The Waller Waker may also be “half hitched,” as many traditional Atlantic Salmon flies are, as that technique will help lift almost any un-weighted fly with an upturned eye raise toward the surface. Make sure the half hitch leaves the underside of the fly directly below the position of the hook shank and head of the fly.   This will keep the fly in position on both sides of the river.

It is a myth that you have to half hitch your fly on the right side when you are fishing river left (facing downstream) and on the left side of the fly if you are fishing river right. I learned this several years after filming the 3m steelhead videos. Keep the hitch on bottom center and it works equally well on both sides of the river.

Ingredients:

Body:  Un-tanned Moose hair.
Tail:  Un-tanned Moose hair
Wings:  Divided calf tail. White or bright pink or green, etc best for angler visibility under most conditions.
Beard:  Un-tanned Moose hair.
Hook:  Upturned eye. 1x or 2x long shank. Medium weight wire.

1.  Tie in tail.

2. Tie in wing material, leaving room for the head and beard of the fly which will be tied at the end of the process.

3.  Raise the wing clump to a 45 degree angle with your “non- bobbin” fingers. As you hold the wing clump in this position, make eight to ten turns with the thread, directly in front of the wing clump, as close to the base of the wing clump as you can.  This will keep the wings anchored at that 45 degree angle. Wing length should equal one and one half times the gap of the hook.

4. Using your fingers, divide (separate) the wing clump into two equal bunches of hair.

5. “Post” the wings, by tying a series of “figure eight” wraps with the bobbin between the base of each clump of hair so that each is securely separated from the other.

6. Wrap the base of each separated wing with five to seven wraps around each wing base.  This will secure the wings in place and guarantee their angle of separation.

7. Cement the base of each wing with tying cement.

8.  “Isolate” the tail and each wing by gently folding a piece of Scotch “Magic Tape” (not regular Scotch Tape)   around the tail and each divided wing.  This will keep them safely out of the way when it comes time to trim the moose hair body.

9. Tie in the moose hair body starting at the rear of the fly, and continue toward the two wings.

10. When the moose hair body has been tied, or “spun” in place make a whip finish in front of the wings and clip the thread off.
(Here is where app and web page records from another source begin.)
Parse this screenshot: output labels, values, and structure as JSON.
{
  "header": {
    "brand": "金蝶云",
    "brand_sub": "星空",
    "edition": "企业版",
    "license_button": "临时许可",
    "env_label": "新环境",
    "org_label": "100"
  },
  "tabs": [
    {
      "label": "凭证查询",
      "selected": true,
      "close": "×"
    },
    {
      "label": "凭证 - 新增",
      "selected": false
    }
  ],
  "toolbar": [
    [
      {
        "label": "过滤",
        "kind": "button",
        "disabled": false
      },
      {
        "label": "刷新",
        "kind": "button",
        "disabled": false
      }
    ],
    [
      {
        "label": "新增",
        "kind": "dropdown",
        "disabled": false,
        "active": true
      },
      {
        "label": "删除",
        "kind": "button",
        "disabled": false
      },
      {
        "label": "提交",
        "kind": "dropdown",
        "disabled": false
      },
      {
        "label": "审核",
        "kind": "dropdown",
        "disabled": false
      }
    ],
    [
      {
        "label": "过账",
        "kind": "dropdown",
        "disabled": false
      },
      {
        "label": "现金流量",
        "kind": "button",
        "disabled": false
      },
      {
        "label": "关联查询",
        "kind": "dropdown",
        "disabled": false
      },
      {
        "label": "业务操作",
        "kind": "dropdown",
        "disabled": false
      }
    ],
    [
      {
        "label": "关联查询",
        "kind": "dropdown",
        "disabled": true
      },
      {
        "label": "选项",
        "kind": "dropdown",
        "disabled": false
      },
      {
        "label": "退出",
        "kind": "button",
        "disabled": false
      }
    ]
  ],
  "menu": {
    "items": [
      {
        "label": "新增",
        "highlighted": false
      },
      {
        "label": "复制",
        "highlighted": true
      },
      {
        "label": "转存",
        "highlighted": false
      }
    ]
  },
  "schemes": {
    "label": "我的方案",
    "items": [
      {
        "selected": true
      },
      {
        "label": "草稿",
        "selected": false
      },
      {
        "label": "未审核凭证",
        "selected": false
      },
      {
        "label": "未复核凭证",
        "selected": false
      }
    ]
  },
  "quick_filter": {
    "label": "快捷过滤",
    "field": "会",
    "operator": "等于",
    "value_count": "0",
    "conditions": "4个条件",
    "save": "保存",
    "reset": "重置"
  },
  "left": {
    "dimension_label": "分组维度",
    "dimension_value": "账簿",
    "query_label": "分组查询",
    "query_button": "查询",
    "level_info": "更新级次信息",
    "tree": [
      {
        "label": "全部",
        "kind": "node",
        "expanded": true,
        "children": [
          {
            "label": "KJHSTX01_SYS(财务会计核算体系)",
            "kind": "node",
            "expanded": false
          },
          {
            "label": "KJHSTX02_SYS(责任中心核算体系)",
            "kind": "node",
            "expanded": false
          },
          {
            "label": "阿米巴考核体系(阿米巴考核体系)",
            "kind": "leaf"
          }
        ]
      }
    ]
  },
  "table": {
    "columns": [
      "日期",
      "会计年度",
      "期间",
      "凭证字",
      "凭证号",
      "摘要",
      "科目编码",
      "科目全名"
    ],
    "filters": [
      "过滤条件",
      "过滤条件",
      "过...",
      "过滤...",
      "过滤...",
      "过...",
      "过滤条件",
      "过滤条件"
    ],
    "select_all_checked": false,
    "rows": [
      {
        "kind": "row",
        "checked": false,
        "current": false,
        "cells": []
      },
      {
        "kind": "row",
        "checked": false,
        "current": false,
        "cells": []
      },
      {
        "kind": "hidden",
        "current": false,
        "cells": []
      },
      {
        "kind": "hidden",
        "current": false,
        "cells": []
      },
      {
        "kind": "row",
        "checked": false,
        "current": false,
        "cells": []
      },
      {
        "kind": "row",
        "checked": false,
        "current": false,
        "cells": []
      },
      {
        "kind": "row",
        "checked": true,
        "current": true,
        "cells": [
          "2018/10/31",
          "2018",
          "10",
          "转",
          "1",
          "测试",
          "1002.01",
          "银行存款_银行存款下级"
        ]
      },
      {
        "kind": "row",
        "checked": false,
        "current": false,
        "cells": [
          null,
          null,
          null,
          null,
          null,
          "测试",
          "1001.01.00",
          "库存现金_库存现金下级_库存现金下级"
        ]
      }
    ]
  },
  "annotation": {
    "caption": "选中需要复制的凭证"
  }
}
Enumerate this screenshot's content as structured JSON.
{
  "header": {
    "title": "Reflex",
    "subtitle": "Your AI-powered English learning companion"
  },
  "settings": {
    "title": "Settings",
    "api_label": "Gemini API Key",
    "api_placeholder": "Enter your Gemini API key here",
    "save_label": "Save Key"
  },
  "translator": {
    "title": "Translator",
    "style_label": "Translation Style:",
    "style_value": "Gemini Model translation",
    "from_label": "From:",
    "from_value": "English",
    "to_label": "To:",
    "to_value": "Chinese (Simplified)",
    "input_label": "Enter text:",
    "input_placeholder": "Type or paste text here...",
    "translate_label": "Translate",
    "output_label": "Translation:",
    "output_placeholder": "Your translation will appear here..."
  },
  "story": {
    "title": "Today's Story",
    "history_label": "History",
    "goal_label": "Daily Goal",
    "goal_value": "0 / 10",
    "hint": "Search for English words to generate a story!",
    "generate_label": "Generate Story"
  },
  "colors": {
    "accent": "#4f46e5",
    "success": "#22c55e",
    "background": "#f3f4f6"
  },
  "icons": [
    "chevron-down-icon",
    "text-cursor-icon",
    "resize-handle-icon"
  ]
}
This will keep you from accidentally cutting the tying thread as you trim the body.

11. Trim the body to shape.

12. Re-attach the thread in front of the wings and tie in the beard.  Trim off any butts and finish the head of the fly. Remove the Scotch Magic Tape.